H.B. 2100 - Would regulate the conduct and transparency of Pharmacy Benefit Manager as well as specify what information they must reveal to pharmacies with whom they contract. Such contracts would include the basis of the methodology and sources utilized to determine the maximum allowable cost pricing of the pharmacy and would require the MAC pricing updated every seven calendar days. Additionally a PBM would be required to provide a reasonable administration appeals procedure to allow a provider to contest MAC rates
S.B. 402 - Would require PBMs to specify methodology for determining MAC prices as well as creates a process for adjudication if the pharmacy disputes the MAC price. Also would specify the frequency for which the MAC list must be updated.
S.B 1089 - Would provide the groundwork for the regulation of Pharmacy Benefit Managers generally as well as in their interactions with Pharmacies and other providers. One aspect that was laid out dealt with the Maximum allowable cost list pricing disclosures between a PBM and its contracted pharmacies, specifically that beginning on January 1st of each calendar year, the PBM shall, provide or make readily available the applicable MAC to pharmacies. As well as include the basis of the methodology and sources utilized to determine the MAC.
S.B. 2531 & H.B 7643 - Would provide regulators the ability to oversee the business relationships between pharmacy providers and health service organizations. Some of the practices that will be overseen include auditing as well as changes concerning the Maximum Allowable Cost list. Specifically a PBM shall at the beginning of each calendar year disclose to pharmacies it contracts with, the basis of the methodology and the sources used to create the MAC pricing index or MAC rates used by the PBM. Additionally at least once every seven business days, the MAC pricing index or MAC rates used by the PBM.

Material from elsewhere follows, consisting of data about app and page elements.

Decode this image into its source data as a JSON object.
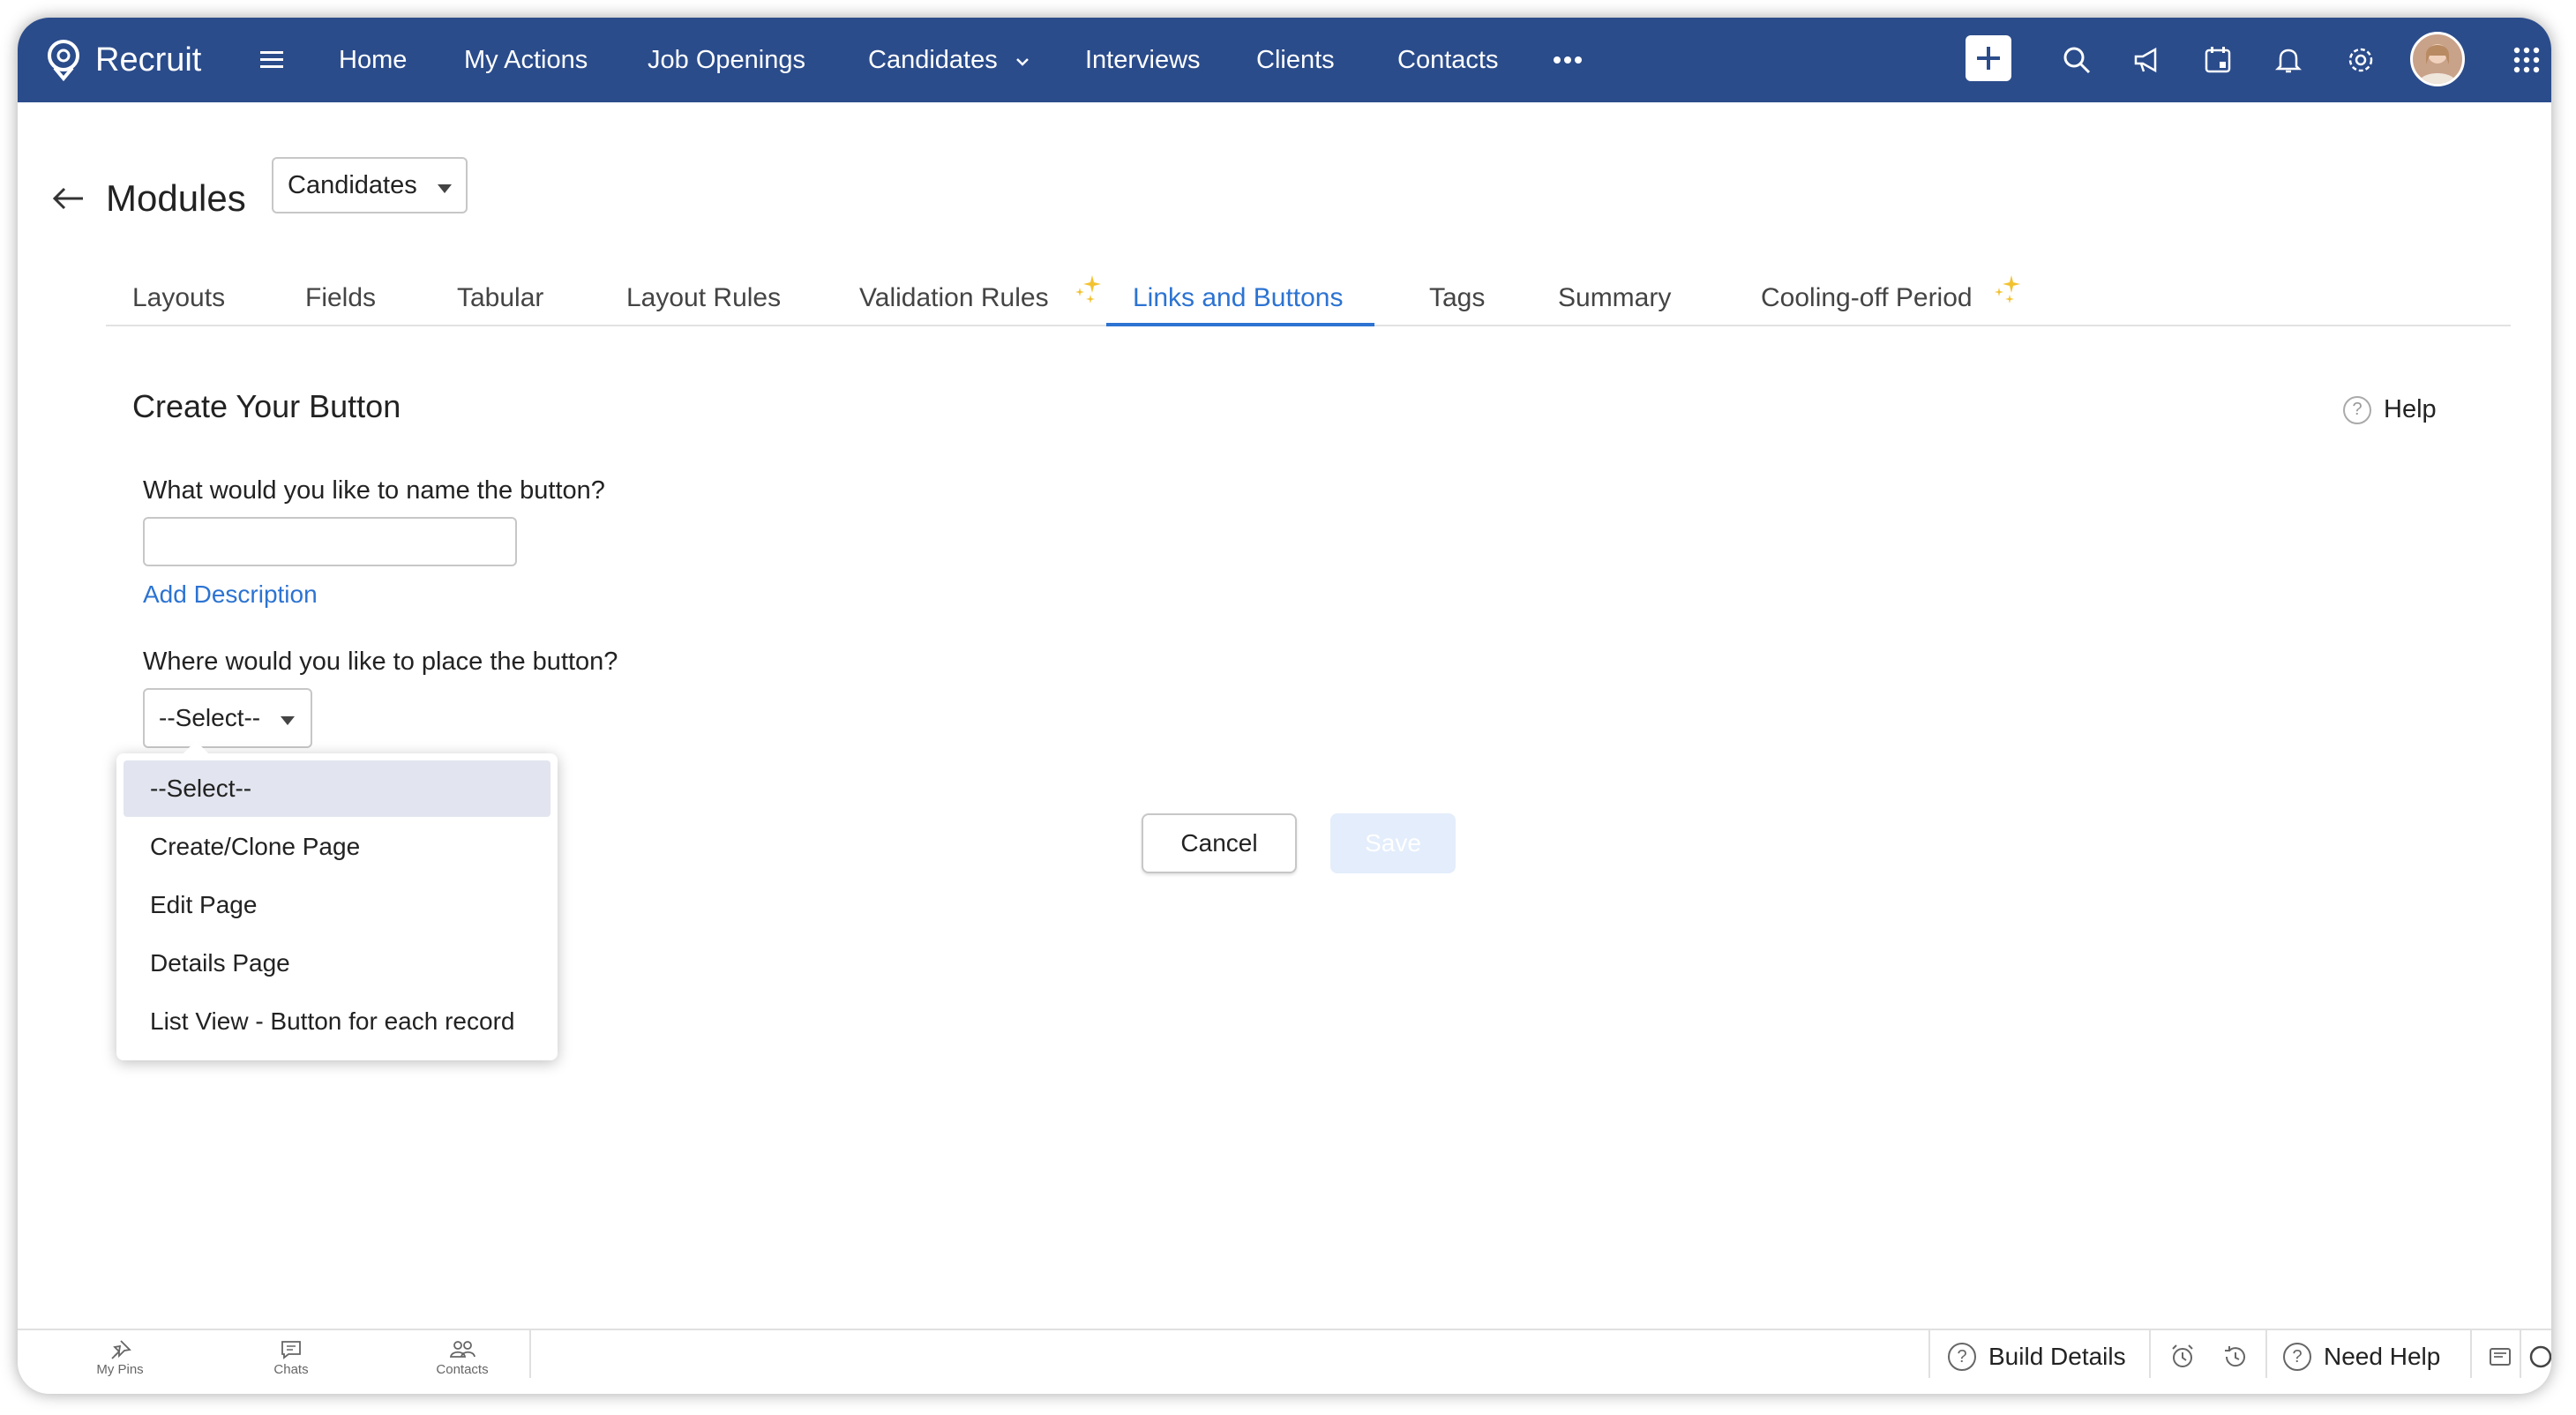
{
  "app": {
    "name": "Recruit"
  },
  "nav": {
    "items": [
      "Home",
      "My Actions",
      "Job Openings",
      "Candidates",
      "Interviews",
      "Clients",
      "Contacts"
    ]
  },
  "header": {
    "title": "Modules",
    "module_selected": "Candidates"
  },
  "tabs": [
    "Layouts",
    "Fields",
    "Tabular",
    "Layout Rules",
    "Validation Rules",
    "Links and Buttons",
    "Tags",
    "Summary",
    "Cooling-off Period"
  ],
  "active_tab": "Links and Buttons",
  "form": {
    "title": "Create Your Button",
    "help_label": "Help",
    "name_question": "What would you like to name the button?",
    "name_value": "",
    "add_description": "Add Description",
    "place_question": "Where would you like to place the button?",
    "place_selected": "--Select--",
    "place_options": [
      "--Select--",
      "Create/Clone Page",
      "Edit Page",
      "Details Page",
      "List View - Button for each record"
    ],
    "cancel_label": "Cancel",
    "save_label": "Save"
  },
  "bottombar": {
    "my_pins": "My Pins",
    "chats": "Chats",
    "contacts": "Contacts",
    "build_details": "Build Details",
    "need_help": "Need Help"
  },
  "colors": {
    "nav_bg": "#2b4c8b",
    "accent": "#2c73d2",
    "sparkle": "#f2c230"
  }
}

H.B. 1554 - Would regulate the use of Maximum Allowable Cost lists by Pharmacy Benefit Managers and Covered Entities. The law would require a PBM or covered entity to provide to each pharmacy with which the PBM or Covered entity has a contract the methodology and sources used to determine the MAC for the multi-source generic drugs and medical products and devices on each MAC. Additionally a PBM shall not set the MAC for any multi-source generic drug or medical product or device it places on a MAC list in an amount which is below the amount found in the source used by the PBM to set the cost.
H.B. 1036 - Would regulate Pharmacy Benefit Managers widely in their contractual dealings with Pharmacies. Among the mandated changes include guidelines for how audits must be conducted by PBMs of Pharmacies including when such audits can occur and who must be on present for them to take place. Additionally this law would regulate factors relating to the Maximum Allowable Cost list, among which would be the frequency with which the list is updated and what requirements go into putting a drug on the MAC.
S.B. 509 - Would regulate Pharmacy Benefits Managers and their conduct with pharmacies through rules and guidelines. If enacted would impose restrictions upon audits conducted by PBMs and provide an internal review process applicable to disputed findings of a PBM upon audit. It would also require PBMs to provide notice to purchasers, pharmacists and pharmacies of information relating to maximum allowable costs as well as require pharmacy benefits managers to provide a process relating to the appropriate use of maximum allowable cost pricing.
Pending Federal MAC Legislation
S.B. 867 - A bill to amend title XVIII of the Social Security Act to provide for pharmacy benefit manager standards under the Medicare prescription drug program, to establish basic audit standards of pharmacies, to further transparency of payment methodology to pharmacies, and to provide for recoupment returns to Medicare.
OTHER STATE MAC PRICING INITIATIVES
The Kansas Department of Health and Environment requires in its Managed Care for Medicaid and CHIP Program (KanCare) contract with Health Insurers that: